This activity describes how you can fold a circle or a large paper plate to form a unit circle.
- The first fold creates the diameter of the circle.
- While the circle is folded it is folded in half again creating a second diameter that is perpendicular to the first diameter.
- Students begin by writing the number of radians (0, π/2, π, 3π/2 and 2π.) and the coordinates for each of the four endpoints of the diameters.
- Refolding the circle (to a quarter of a circle) the students fold the quarter circle in half again. This creates 2 additional diameters and subdivisions of the unit circle to match with π/4,3π/4, 5π/4 and 7π/4. The students also record the coordinates for these endpoints.
- The students return the circle to a quarter circle. This time they fold the quarter circle into three congruent sectors. It will create four additional diameters when the circle is opened up. Students begin by labeling these π/6, π/3, 2π/3, 5π/6, 7π/6,4π/3, 5π/3, and 11π/6. The students also record the coordinates for these endpoints.
- Pictures accompany the activity so students can more clearly understand the written directions.
- A page of 4 blank unit circles has been included that can be used for a follow up activity for the students or for a quiz for the students.
By the end of the activity the students have written the 16 angles around the unit circle and the coordinates for the sixteen endpoints which will correspond to the sine and cosine of the various angles. .
Comments from buyers:
• Great resource!
• Fun foldable!
• Good activity.
• Excited to try this activity in my class!
• So glad I found this! I can't wait to let my Trig kids fold paper plates to make their Unit Circle!!!
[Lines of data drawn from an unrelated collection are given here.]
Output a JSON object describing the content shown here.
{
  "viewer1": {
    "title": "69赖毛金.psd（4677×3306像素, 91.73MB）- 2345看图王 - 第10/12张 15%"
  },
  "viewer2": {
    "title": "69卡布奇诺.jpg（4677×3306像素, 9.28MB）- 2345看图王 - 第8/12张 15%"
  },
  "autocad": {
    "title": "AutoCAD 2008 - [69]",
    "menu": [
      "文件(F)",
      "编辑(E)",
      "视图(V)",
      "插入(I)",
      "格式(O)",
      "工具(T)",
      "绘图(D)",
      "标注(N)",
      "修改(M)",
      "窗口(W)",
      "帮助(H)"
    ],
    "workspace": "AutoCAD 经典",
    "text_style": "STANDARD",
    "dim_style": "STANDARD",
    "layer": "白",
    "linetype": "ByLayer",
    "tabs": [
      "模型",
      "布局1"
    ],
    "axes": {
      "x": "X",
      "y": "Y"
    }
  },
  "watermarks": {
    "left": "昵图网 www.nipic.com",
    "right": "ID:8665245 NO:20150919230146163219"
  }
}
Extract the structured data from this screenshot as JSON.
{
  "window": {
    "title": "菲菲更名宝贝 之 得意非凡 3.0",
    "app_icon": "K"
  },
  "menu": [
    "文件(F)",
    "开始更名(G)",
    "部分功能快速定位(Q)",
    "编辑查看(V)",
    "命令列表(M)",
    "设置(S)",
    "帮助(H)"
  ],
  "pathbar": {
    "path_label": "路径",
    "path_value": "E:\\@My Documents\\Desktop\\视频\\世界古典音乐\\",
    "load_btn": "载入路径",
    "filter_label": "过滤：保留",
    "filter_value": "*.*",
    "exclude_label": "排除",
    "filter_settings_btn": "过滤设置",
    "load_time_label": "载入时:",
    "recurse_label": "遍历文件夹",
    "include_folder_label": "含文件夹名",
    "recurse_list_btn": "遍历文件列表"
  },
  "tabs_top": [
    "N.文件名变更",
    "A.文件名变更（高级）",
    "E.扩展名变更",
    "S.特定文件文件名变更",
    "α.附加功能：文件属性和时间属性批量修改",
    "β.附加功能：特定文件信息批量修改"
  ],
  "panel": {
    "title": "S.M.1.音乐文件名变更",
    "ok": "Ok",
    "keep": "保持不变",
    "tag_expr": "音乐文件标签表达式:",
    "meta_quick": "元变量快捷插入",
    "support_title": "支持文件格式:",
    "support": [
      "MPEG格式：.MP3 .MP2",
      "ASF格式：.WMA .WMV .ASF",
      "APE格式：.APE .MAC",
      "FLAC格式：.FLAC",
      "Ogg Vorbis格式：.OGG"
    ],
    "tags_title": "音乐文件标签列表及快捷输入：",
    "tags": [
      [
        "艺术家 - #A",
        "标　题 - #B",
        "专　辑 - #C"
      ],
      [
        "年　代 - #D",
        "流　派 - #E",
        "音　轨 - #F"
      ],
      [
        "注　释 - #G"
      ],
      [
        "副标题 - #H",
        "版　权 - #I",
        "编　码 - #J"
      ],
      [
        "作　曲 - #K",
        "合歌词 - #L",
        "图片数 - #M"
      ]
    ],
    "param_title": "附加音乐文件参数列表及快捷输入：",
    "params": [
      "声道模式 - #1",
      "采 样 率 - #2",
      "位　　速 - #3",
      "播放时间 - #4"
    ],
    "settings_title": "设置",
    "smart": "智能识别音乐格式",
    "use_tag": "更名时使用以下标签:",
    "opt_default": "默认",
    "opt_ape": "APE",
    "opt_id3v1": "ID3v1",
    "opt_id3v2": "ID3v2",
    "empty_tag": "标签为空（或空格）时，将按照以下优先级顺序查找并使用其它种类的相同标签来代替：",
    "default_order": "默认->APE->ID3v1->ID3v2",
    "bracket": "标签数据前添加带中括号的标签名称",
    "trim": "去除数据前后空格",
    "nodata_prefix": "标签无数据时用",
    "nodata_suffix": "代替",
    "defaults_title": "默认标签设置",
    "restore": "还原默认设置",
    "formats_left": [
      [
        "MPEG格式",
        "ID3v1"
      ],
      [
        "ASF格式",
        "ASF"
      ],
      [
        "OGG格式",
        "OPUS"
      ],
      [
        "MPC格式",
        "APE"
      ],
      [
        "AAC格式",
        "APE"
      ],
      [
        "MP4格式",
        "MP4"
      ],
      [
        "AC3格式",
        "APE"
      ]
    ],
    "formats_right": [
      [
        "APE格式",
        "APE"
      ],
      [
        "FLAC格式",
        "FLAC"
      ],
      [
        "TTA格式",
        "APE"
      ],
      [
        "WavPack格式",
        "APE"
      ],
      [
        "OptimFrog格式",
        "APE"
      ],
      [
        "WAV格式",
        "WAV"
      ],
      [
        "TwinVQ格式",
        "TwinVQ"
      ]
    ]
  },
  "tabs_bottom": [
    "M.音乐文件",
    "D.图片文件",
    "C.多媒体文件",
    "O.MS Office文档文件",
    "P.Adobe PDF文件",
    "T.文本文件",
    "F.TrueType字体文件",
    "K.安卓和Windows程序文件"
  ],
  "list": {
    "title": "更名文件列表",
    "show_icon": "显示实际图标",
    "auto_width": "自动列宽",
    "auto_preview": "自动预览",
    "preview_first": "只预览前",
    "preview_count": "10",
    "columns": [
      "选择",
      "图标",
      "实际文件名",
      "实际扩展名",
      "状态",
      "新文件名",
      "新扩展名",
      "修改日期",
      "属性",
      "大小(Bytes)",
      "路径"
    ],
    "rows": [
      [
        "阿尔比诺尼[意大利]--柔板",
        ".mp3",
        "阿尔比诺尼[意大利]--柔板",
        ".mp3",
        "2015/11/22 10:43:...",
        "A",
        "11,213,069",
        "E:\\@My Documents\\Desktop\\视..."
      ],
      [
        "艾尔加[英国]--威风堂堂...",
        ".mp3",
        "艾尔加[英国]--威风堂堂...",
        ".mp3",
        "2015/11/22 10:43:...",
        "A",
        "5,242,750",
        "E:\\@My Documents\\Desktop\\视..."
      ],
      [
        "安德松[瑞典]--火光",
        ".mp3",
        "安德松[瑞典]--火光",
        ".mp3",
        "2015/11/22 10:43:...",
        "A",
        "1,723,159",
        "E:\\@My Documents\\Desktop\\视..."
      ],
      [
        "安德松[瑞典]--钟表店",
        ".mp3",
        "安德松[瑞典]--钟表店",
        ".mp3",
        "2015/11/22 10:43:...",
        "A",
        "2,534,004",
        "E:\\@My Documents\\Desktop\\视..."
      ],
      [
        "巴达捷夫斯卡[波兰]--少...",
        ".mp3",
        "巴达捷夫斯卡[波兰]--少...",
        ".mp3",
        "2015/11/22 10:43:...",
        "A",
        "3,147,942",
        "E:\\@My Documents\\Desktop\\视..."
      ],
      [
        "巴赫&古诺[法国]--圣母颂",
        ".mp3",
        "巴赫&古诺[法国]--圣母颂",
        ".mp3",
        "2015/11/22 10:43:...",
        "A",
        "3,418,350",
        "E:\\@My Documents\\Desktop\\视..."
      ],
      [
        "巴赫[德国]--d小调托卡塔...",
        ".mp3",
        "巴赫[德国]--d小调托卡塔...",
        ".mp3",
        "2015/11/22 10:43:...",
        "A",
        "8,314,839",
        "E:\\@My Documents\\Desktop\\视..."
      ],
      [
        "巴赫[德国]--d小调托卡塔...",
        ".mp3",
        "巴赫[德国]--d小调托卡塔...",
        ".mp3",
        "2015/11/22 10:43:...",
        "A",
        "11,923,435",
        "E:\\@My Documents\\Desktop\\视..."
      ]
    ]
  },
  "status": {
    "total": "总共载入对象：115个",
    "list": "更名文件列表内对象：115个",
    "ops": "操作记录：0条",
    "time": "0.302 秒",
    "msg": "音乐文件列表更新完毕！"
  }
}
• Eager to attempt this activity with my algebra 2 classes.
• Very helpful, even for my honors kids!